This research was conducted jointly by Quen Cheng, an assistant clinical professor of infectious diseases at UCLA’s Geffen School of Medicine, and Alexander Hoffman, professor of microbiology and director of the Institute for Quantitative and Computational Biosciences.
How is Immune Training conducted for a human cell?
While working on this, researchers found that immune training for a cell can occur if a cell’s DNA is unwrapped and a new gene is exposed, enabling the cells to respond more aggressively. The fight against any invader is slow when genes in the DNA are wrapped and only a limited part of the genesis is exposed.
Threats in our body are identified by a precise dynamics of a key signaling molecule in macrophages called NFKB and determine if the DNA will unwrap and the genes will be exposed. An extracellular stimulus has to be introduced to the macrophages to assess the dynamic activity of the NFKB.
Further, they also found that only some stimuli can make an innate immune cell aggressive and not all. This part is highly critical to our health because improper training may result in too much inflammation and autoimmunity, which may cause significant damages.
Therefore, it is important to use the right stimuli and get the innate immune cells to fight the invaders aggressively.
How was the research conducted?
Researchers conducted this on the bone marrow of mice. They tracked how the molecule's dynamics changed in response to a particular stimulus. The princess was successful only when the stimulus-induced non-oscillating NFKB activity.
The researchers said that the results were a real breakthrough, and it helped them understand the language of the immune cells.
They further mentioned that the training process was simulated with a mathematical model. Cheng aims at using this to study diseases caused by immune cells, strategies to improve immune training and fight infections, and how to complement existing vaccine approaches.
With various diseases making a way in our body, studies like these can always prove helpful for us to cope up with them and help us lead a happy, healthy and wealthy life.

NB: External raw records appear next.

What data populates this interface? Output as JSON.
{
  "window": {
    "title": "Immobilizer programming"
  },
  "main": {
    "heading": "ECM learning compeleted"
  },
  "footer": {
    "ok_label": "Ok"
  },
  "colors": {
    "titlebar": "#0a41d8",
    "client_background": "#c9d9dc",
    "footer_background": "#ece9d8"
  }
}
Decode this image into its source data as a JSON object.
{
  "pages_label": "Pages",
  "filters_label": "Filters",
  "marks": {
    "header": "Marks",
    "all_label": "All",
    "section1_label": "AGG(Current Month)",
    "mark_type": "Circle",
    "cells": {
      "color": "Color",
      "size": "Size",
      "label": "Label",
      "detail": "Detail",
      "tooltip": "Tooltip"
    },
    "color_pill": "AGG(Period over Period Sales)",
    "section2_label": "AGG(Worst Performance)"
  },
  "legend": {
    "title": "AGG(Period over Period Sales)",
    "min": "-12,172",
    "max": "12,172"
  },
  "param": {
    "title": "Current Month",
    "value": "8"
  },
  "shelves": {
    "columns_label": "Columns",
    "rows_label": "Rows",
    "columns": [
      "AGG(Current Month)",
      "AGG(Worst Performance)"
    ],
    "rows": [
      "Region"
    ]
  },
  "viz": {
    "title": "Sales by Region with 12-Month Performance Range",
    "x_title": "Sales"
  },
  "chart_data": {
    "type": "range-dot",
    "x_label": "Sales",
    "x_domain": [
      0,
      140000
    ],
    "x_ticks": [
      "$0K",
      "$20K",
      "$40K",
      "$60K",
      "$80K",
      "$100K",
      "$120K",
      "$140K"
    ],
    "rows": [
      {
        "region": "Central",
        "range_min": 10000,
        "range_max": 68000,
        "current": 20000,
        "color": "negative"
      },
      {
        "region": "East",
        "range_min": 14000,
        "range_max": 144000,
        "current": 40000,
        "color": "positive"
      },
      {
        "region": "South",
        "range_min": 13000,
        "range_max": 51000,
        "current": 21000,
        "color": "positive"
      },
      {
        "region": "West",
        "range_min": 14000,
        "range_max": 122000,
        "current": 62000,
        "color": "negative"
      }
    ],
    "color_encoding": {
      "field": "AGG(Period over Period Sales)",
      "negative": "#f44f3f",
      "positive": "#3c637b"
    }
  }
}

We, at OpenGrowth, are committed to keeping you updated with the best content on the latest trendy topics from any major field. Also, both your feedback and suggestions are valuable to us. So, do share them in the comment section below.